OBJECTIVES: Uncoupling protein-2 (UCP2), a mitochondrial anion transporter involved in mitochondrial uncoupling, limiting reactive oxygen species formation, is significantly downregulated in kidneys of high-salt-fed stroke-prone spontaneously hypertensive rat (SHRSP), where it associates with increased renal damage occurrence.
METHODS: We aimed at establishing whether UCP2 differential expression associates with renal damage in two stroke-resistant spontaneously hypertensive rat (SHRSR)/SHRSP-derived stroke congenic lines. For this purpose, SHRSR, SHRSP, and two reciprocal stroke congenic lines carrying the (D1Rat134-Mt1pa) segment of chromosome 1 were fed with Japanese style diet for 8 weeks. At 4, 6, and 8 weeks of Japanese diet, kidneys were removed and analyzed for UCP2 gene and protein expression [UCP2 maps within (D1Rat134-Mt1pa)]; nuclear factor kappa-light-chain-enhancer of activated B cells protein expression; oxidized total protein levels; mitochondrial function; gene expression of cubulin, megalin, and nephrin. At 6 and 8 weeks of Japanese diet, histological damage and percentage of high molecular weight urinary proteins excretion were assessed.
RESULTS: Introgression of UCP2 in the SHRSP configuration within the SHRSR genome led to UCP2 downregulation upon Japanese diet, as compared with the SHRSR, with significantly reduced ATP levels, increased rate of inflammation, oxidative stress, renal damage, and excretion of high molecular weight proteins. The opposite phenomena were observed in the reciprocal congenic line, compared with the SHRSP. In vitro, high-NaCl medium led to UCP2 downregulation, increased apoptosis/necrosis, and reduced viability in primary renal proximal tubular epithelial cells isolated from SHRSP. Exposure of the SHRSP/proximal tubular epithelial cells to recombinant UCP2 rescued the high-salt-dependent deleterious effects.

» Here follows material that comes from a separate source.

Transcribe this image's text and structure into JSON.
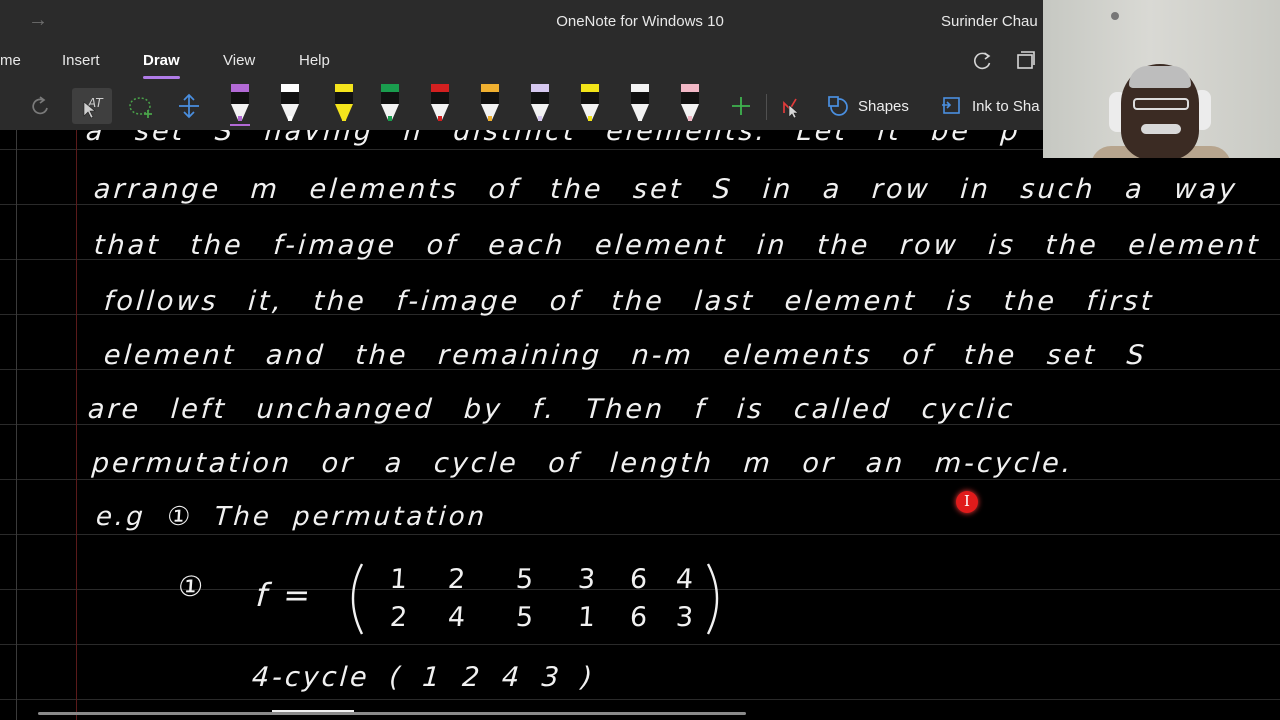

CONCLUSION: A differential UCP2 expression associates with different degree of renal damage upon Japanese diet in two SHRSR/SHRSP-derived stroke congenic lines through modulation of mitochondrial function, inflammation, and oxidative stress.
- Journal Article